I loved this. Injured and grieving, Miki is an absolute mess when he meets Kane, a giant, solid police detective. The men contrast on so many levels. If rock star and cop are an unlikely combination, so is the street kid and the suburban boy from a huge happy family. And it might be even more unlikely for a cop to fall for a murder suspect.
The chemistry between Miki and Kane is brilliant. Miki doesn’t trust easily and both men find relationships difficult. An orphan whose exact birthdate is unknown, Miki is overwhelmed by Kane’s family – especially his overbearing mother.
The men work out their relationship against the backdrop of a murder investigation. Kane struggles to keep Miki safe as he races to uncover the identity of the person threatening Miki and the people around him.
There are a few believability issues with this story – especially with the mystery/suspense aspect of it. Because the characters are compelling and I was completely in love with Miki, Kane and their relationship, I chose to ignore the little wobbles with the plot.
Miki’s backstory is dark. The author writes about neglect, sexual abuse and child exploitation sensitively and tenderly, but parts of this book were quite difficult to read. I think the light-hearted scenes with the Morgan family worked well to keep the whole book from being too dark.
Singer’s Gin was a good book to start a new series by Rhys Ford. This book had everything you find in Rhys Ford’s books. It had humor, romance and of course crimes.
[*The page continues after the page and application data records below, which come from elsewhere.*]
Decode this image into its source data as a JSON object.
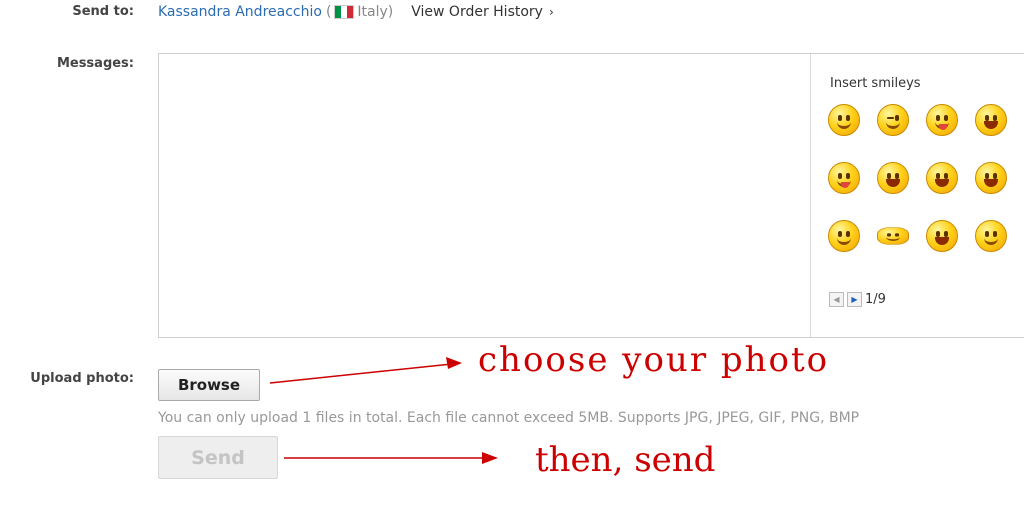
{
  "send_to": {
    "label": "Send to:",
    "recipient": "Kassandra Andreacchio",
    "open_paren": "(",
    "country": "Italy)",
    "view_history": "View Order History",
    "chevron": "›",
    "flag_colors": [
      "#009246",
      "#ffffff",
      "#ce2b37"
    ]
  },
  "messages": {
    "label": "Messages:",
    "value": "",
    "smileys_title": "Insert smileys",
    "smiley_icons": [
      "smile-icon",
      "wink-kiss-icon",
      "tongue-out-icon",
      "giggle-icon",
      "drooling-icon",
      "shouting-icon",
      "laughing-tears-icon",
      "blush-icon",
      "hiding-face-icon",
      "squint-icon",
      "shy-laugh-icon",
      "grin-icon"
    ],
    "pager": {
      "prev": "◀",
      "next": "▶",
      "page_text": "1/9"
    }
  },
  "upload": {
    "label": "Upload photo:",
    "browse_label": "Browse",
    "hint": "You can only upload 1 files in total. Each file cannot exceed 5MB. Supports JPG, JPEG, GIF, PNG, BMP",
    "send_label": "Send"
  },
  "annotations": {
    "choose": "choose your photo",
    "then_send": "then, send",
    "color": "#cc0000"
  }
}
This had a good crime mystery to it, but what I really like is the humor throughout the book. At one point Miki was having so many cops in his home he made the following comment which I just loved: “I’m thinking of opening up a doughnut shop. It seems like I’d get steady business.” Humor like that makes Rhys Ford’s books fun to read.
The characters I thought were great, you have Kane, the cop, who was finding it hard to stay away from Miki while investigating the crimes. At first I wasn’t nuts about Miki, I thought he was weak crying all the time but with all he was through by the end of the book they made a good couple, it just worked.
I’m looking forward to the next installment in this series, great read.
Rhys Ford was born and raised in Hawai’i then wandered off to see the world. After chewing through a pile of books, a lot of odd food, and a stray boyfriend or two, Rhys eventually landed in San Diego, which is a very nice place but seriously needs more rain.
Rhys admits to sharing the house with three cats of varying degrees of black fur and a ginger cairn terrorist. Rhys is also enslaved to the upkeep a 1979 Pontiac Firebird, a Toshiba laptop, and an overworked red coffee maker.